Activity: Each record should be written out exactly as it stands.

——————————

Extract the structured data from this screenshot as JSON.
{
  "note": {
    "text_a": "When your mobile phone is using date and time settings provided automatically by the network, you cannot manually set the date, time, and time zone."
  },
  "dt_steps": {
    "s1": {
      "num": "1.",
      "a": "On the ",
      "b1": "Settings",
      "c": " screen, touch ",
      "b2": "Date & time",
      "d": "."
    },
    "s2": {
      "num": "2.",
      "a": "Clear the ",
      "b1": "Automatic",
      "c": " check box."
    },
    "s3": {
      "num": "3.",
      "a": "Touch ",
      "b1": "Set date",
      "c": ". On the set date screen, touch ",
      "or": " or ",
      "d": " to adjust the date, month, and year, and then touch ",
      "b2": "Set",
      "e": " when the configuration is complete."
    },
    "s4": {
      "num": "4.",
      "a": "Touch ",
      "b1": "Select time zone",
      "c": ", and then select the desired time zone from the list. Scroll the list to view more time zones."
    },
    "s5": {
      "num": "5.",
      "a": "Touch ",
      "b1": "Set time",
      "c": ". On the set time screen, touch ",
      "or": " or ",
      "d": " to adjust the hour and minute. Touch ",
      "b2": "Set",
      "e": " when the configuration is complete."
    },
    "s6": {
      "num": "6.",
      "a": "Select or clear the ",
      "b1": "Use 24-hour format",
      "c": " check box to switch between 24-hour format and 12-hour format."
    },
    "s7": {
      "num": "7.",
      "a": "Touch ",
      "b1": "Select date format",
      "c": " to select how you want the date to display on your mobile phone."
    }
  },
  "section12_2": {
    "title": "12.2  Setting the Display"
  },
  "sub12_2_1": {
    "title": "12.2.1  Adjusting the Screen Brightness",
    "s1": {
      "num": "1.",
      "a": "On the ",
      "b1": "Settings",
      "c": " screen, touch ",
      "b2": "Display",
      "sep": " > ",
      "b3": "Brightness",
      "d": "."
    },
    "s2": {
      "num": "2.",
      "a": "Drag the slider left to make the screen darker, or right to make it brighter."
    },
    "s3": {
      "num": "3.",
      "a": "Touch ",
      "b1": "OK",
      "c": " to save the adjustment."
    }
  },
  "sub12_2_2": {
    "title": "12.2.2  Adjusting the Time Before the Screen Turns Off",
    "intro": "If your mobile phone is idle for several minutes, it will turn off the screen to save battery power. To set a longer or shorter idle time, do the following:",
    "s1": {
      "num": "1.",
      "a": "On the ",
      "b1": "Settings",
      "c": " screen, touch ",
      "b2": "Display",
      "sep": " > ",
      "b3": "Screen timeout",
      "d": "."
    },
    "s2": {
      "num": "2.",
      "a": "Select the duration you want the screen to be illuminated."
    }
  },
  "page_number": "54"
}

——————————

Result of this exercise:
Extract the structured data from this screenshot as JSON.
{
  "note": {
    "text_a": "When your mobile phone is using date and time settings provided automatically by the network, you cannot manually set the date, time, and time zone."
  },
  "dt_steps": {
    "s1": {
      "num": "1.",
      "a": "On the ",
      "b1": "Settings",
      "c": " screen, touch ",
      "b2": "Date & time",
      "d": "."
    },
    "s2": {
      "num": "2.",
      "a": "Clear the ",
      "b1": "Automatic",
      "c": " check box."
    },
    "s3": {
      "num": "3.",
      "a": "Touch ",
      "b1": "Set date",
      "c": ". On the set date screen, touch ",
      "or": " or ",
      "d": " to adjust the date, month, and year, and then touch ",
      "b2": "Set",
      "e": " when the configuration is complete."
    },
    "s4": {
      "num": "4.",
      "a": "Touch ",
      "b1": "Select time zone",
      "c": ", and then select the desired time zone from the list. Scroll the list to view more time zones."
    },
    "s5": {
      "num": "5.",
      "a": "Touch ",
      "b1": "Set time",
      "c": ". On the set time screen, touch ",
      "or": " or ",
      "d": " to adjust the hour and minute. Touch ",
      "b2": "Set",
      "e": " when the configuration is complete."
    },
    "s6": {
      "num": "6.",
      "a": "Select or clear the ",
      "b1": "Use 24-hour format",
      "c": " check box to switch between 24-hour format and 12-hour format."
    },
    "s7": {
      "num": "7.",
      "a": "Touch ",
      "b1": "Select date format",
      "c": " to select how you want the date to display on your mobile phone."
    }
  },
  "section12_2": {
    "title": "12.2  Setting the Display"
  },
  "sub12_2_1": {
    "title": "12.2.1  Adjusting the Screen Brightness",
    "s1": {
      "num": "1.",
      "a": "On the ",
      "b1": "Settings",
      "c": " screen, touch ",
      "b2": "Display",
      "sep": " > ",
      "b3": "Brightness",
      "d": "."
    },
    "s2": {
      "num": "2.",
      "a": "Drag the slider left to make the screen darker, or right to make it brighter."
    },
    "s3": {
      "num": "3.",
      "a": "Touch ",
      "b1": "OK",
      "c": " to save the adjustment."
    }
  },
  "sub12_2_2": {
    "title": "12.2.2  Adjusting the Time Before the Screen Turns Off",
    "intro": "If your mobile phone is idle for several minutes, it will turn off the screen to save battery power. To set a longer or shorter idle time, do the following:",
    "s1": {
      "num": "1.",
      "a": "On the ",
      "b1": "Settings",
      "c": " screen, touch ",
      "b2": "Display",
      "sep": " > ",
      "b3": "Screen timeout",
      "d": "."
    },
    "s2": {
      "num": "2.",
      "a": "Select the duration you want the screen to be illuminated."
    }
  },
  "page_number": "54"
}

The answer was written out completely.